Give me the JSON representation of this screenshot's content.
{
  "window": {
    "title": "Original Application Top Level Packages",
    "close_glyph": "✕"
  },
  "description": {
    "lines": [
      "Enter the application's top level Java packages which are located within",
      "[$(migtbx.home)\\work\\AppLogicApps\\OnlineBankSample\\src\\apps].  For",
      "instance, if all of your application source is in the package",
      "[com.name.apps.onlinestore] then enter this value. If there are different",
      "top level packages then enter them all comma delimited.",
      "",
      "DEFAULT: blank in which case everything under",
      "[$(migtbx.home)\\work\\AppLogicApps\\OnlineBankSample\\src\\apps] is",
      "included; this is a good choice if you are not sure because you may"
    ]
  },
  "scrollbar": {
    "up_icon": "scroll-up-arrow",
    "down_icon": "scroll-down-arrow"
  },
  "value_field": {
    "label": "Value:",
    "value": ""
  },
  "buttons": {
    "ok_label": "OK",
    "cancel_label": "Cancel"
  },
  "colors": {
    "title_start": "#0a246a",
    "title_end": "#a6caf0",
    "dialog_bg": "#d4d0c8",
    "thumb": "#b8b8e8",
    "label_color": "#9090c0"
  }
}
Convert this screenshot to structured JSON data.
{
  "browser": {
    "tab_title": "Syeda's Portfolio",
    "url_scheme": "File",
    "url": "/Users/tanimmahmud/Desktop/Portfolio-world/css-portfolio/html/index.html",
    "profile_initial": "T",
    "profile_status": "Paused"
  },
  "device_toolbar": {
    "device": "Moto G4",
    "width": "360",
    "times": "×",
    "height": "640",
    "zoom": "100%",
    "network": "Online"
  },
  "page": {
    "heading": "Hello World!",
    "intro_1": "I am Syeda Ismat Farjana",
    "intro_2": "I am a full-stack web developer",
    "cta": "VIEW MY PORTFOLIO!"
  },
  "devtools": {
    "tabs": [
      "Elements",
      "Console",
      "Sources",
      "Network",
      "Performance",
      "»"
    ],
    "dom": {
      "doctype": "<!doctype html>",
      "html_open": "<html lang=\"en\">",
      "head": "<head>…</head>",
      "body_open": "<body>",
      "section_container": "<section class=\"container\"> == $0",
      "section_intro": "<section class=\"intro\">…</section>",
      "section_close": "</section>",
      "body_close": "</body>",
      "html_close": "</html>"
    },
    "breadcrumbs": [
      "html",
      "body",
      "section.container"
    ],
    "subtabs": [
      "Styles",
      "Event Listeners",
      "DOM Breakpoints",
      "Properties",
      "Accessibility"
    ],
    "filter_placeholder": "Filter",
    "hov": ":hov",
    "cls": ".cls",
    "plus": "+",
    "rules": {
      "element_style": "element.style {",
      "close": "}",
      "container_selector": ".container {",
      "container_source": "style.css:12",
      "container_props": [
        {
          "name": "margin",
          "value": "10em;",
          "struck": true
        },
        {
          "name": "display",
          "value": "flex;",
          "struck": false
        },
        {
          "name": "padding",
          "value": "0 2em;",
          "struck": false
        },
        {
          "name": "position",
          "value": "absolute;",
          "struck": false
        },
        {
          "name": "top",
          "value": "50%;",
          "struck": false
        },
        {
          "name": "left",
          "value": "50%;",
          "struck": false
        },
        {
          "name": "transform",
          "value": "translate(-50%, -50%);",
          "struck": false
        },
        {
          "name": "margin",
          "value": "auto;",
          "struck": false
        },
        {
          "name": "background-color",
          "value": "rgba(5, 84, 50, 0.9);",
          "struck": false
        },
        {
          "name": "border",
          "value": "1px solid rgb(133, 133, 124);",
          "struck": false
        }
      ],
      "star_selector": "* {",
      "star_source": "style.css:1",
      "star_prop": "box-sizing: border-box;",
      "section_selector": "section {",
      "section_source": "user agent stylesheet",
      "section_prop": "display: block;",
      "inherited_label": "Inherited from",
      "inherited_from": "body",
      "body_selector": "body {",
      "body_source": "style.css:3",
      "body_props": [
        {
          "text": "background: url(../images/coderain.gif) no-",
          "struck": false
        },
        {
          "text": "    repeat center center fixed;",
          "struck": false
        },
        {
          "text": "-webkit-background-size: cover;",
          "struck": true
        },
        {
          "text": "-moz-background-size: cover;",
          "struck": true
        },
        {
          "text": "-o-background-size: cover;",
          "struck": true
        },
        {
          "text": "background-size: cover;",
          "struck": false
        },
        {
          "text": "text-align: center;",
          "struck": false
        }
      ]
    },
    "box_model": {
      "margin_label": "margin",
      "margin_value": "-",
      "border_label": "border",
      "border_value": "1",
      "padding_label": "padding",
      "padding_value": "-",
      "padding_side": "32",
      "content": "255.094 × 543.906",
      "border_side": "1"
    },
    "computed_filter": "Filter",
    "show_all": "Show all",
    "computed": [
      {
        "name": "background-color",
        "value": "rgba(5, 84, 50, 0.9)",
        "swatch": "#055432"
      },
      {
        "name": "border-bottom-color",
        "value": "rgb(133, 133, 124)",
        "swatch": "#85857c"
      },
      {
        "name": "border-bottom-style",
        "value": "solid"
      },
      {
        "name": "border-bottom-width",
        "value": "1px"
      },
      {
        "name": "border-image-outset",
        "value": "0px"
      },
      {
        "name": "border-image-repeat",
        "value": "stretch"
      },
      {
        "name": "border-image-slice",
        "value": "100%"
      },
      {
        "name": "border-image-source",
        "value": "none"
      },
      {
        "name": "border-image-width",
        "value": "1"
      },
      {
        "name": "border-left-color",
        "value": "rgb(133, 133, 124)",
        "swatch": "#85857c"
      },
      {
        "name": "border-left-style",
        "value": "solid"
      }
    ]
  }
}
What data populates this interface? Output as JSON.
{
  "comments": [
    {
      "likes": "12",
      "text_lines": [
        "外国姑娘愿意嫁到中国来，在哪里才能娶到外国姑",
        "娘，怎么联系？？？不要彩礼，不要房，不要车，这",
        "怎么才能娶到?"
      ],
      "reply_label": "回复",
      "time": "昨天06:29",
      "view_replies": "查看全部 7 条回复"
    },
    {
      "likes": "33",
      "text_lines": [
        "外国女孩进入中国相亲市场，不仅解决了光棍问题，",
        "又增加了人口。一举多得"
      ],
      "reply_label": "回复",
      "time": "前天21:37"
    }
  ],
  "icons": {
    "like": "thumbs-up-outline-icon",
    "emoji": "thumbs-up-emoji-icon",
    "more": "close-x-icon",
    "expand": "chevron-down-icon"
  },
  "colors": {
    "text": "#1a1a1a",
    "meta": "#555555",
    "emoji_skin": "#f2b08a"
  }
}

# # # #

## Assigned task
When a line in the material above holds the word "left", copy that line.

## Task solution
          "name": "left",
        "name": "border-left-color",
        "name": "border-left-style",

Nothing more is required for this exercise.